Remember being a kid and excitedly embarking on scavenger hunts through your local park or camping destination? I still remember my 11th birthday party when my mom had arranged for a treasure hunt throughout the expansive park behind the house I grew up in. The thrill of seeking out unknown treats and the challenge and thrill of the chase made for a great time.
More recently I’ve been learning about the trend of Geocaching… Think along the lines of a global scavenger hunt of sorts, for kids or adults alike. It’s a fast-growing activity that over 4 million people around the world currently take part in. “Geo” refers to geography and “caching” to the process of hiding a cache, which historically means a “hidden treasure” or concealed food, provisions or cash.
Geocaching is a free (yes, FREE!) high-tech treasure hunting game played around the world by adventure seekers utilizing GPS technology, billion-dollar government satellites and the internet. Seriously – how cool does that statement alone sound! First things first you have to visit the official Geocaching website – create your account, and then search for caches in your area. You may be left with simple plain-as-day hints of where a treasure is located (such as the precise latitude and longitude coordinates, which you can then use your GPS to guide you to). But the more difficult (and more fun) caches come with puzzles to solve. Very “Amazing Race”. The fun is always in the challenge, and even though you might have the coordinates to get to the location, you still have to use your brain and senses to locate the cache once you get there. You’ll be surprised at how cleverly hidden many of the caches are.
Fun for all
What I love about geocaching is anyone of any age can play this game, and you can make it pretty much a lifetime hobby. It’s a wonderful activity to take part in as a family and you can make it as easy or as hard as you’d like to (by selecting the area you are going to search for caches in). It is also an excellent way to keep you and your family fit and active, and allow yourself to get out and explore and travel the world, all the while on your very own geocaching adventure.
Experiences in geocaching and cache locations are shared online and it is known for fostering a great sense of community that literally spans the world through thanks to its passionate online “family”. And like I said earlier, it’s free! All you have to do is go to the official geocaching website to open an online account, and take care of the initial investment in your GPS device (warning – GPS devices can be way too much fun and can truly bring your inner-nerd to the surface).

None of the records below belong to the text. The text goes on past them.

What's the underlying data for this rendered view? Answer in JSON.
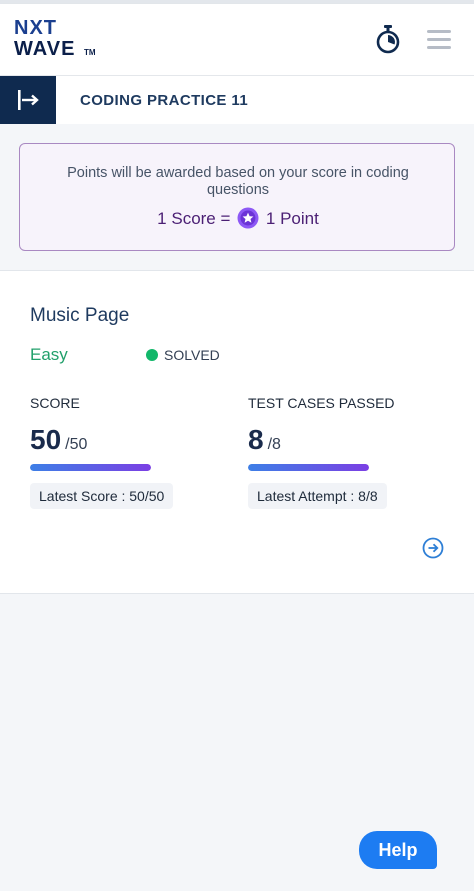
{
  "header": {
    "logo_line1": "NXT",
    "logo_line2": "WAVE",
    "logo_tm": "TM"
  },
  "page": {
    "title": "CODING PRACTICE 11"
  },
  "points_info": {
    "message": "Points will be awarded based on your score in coding questions",
    "equation_left": "1 Score =",
    "equation_right": "1 Point"
  },
  "problem": {
    "title": "Music Page",
    "difficulty": "Easy",
    "status": "SOLVED",
    "score": {
      "label": "SCORE",
      "value": "50",
      "total": "/50",
      "progress": 1.0,
      "latest": "Latest Score : 50/50"
    },
    "tests": {
      "label": "TEST CASES PASSED",
      "value": "8",
      "total": "/8",
      "progress": 1.0,
      "latest": "Latest Attempt : 8/8"
    }
  },
  "help": {
    "label": "Help"
  },
  "colors": {
    "brand_dark": "#0f2a4f",
    "accent_purple": "#4b1f74",
    "difficulty_easy": "#22a06b",
    "solved_green": "#12b76a",
    "help_blue": "#1d7cf2"
  },
  "icons": {
    "timer": "stopwatch-icon",
    "menu": "hamburger-menu-icon",
    "sidebar_toggle": "collapse-sidebar-icon",
    "coin": "star-coin-icon",
    "open": "arrow-right-circle-icon"
  }
}
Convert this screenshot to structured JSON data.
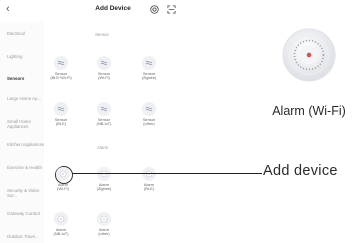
{
  "header": {
    "back_icon": "chevron-left-icon",
    "title": "Add Device",
    "add_icon": "target-icon",
    "scan_icon": "scan-icon"
  },
  "sidebar": {
    "items": [
      {
        "label": "Electrical",
        "active": false
      },
      {
        "label": "Lighting",
        "active": false
      },
      {
        "label": "Sensors",
        "active": true
      },
      {
        "label": "Large Home Ap...",
        "active": false
      },
      {
        "label": "Small Home Appliances",
        "active": false
      },
      {
        "label": "Kitchen Appliances",
        "active": false
      },
      {
        "label": "Exercise & Health",
        "active": false
      },
      {
        "label": "Security & Video Sur...",
        "active": false
      },
      {
        "label": "Gateway Control",
        "active": false
      },
      {
        "label": "Outdoor Trave...",
        "active": false
      }
    ]
  },
  "sections": {
    "sensor": {
      "title": "Sensor",
      "devices": [
        {
          "name": "Sensor",
          "sub": "(BLE+Wi-Fi)",
          "icon": "sensor-icon"
        },
        {
          "name": "Sensor",
          "sub": "(Wi-Fi)",
          "icon": "sensor-icon"
        },
        {
          "name": "Sensor",
          "sub": "(Zigbee)",
          "icon": "sensor-icon"
        },
        {
          "name": "Sensor",
          "sub": "(BLE)",
          "icon": "sensor-icon"
        },
        {
          "name": "Sensor",
          "sub": "(NB-IoT)",
          "icon": "sensor-icon"
        },
        {
          "name": "Sensor",
          "sub": "(other)",
          "icon": "sensor-icon"
        }
      ]
    },
    "alarm": {
      "title": "Alarm",
      "devices": [
        {
          "name": "Alarm",
          "sub": "(Wi-Fi)",
          "icon": "alarm-icon"
        },
        {
          "name": "Alarm",
          "sub": "(Zigbee)",
          "icon": "alarm-icon"
        },
        {
          "name": "Alarm",
          "sub": "(BLE)",
          "icon": "alarm-icon"
        },
        {
          "name": "Alarm",
          "sub": "(NB-IoT)",
          "icon": "alarm-icon"
        },
        {
          "name": "Alarm",
          "sub": "(other)",
          "icon": "alarm-icon"
        }
      ]
    }
  },
  "callout": {
    "label": "Add device"
  },
  "product": {
    "name": "Alarm (Wi-Fi)",
    "icon": "smoke-alarm-icon"
  }
}
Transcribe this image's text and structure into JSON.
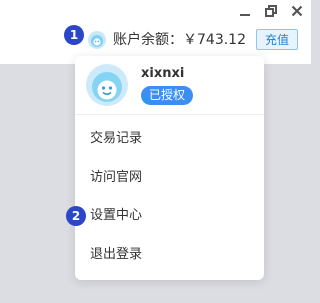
{
  "window_controls": {
    "minimize_icon": "minimize-icon",
    "restore_icon": "restore-icon",
    "close_icon": "close-icon"
  },
  "markers": [
    "1",
    "2"
  ],
  "header": {
    "balance_label": "账户余额：",
    "balance_value": "￥743.12",
    "recharge_label": "充值"
  },
  "profile": {
    "username": "xixnxi",
    "status_badge": "已授权"
  },
  "menu": {
    "items": [
      {
        "label": "交易记录"
      },
      {
        "label": "访问官网"
      },
      {
        "label": "设置中心"
      },
      {
        "label": "退出登录"
      }
    ]
  },
  "colors": {
    "accent": "#3c8ef3",
    "marker": "#2b46c8",
    "backdrop": "#dcdde3"
  }
}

What are we looking for?
The “caches” can vary in size and contents. Regular caches can be as small as a little film roll case (this would be called a nanocache) or as large as a 5 gallon paint pail. The smaller caches normally contain only a log – people that hunt for these sorts of caches are doing it for the thrill and challenge of the hunt. Larger caches may contain trinkets or other random items. It’s important to note that Geocaching is about the thrill of the chase and the journey to get there more than anything. You locate the cache and sign your name in the log (somewhat of an “I was here” mark), and you’ll be amazed at the simple satisfaction you get just from finding what you were looking for, even though you’re not necessarily gaining anything tangible. It is all about the experience! Now, if you do find something in a cache and keep it, please note that the etiquette is to replace that item with something of equal or greater value.
Here’s a list of “must-haves” for a pleasant and successful geocaching adventure:
- Sani wipes
- headlamp, pen light or flashlight (personally I love the headlamp, it makes me feel like a REAL explorer)
- duct tape
- small zip lock bags
- local maps
- trinkets for trade (i.e. if you take an item from a cache, you can replace it with one you brought)
- trash bags – respect our beautiful earth and don’t litter
- digital camera
- extra batteries (for you GPS and flashlights)
- extra writing instruments for the logs
- tweezers for removing logs from nanocaches or hard to reach areas
Check out this great clip on Geocaching that pretty much tells you everything you need to know to get going on your adventure.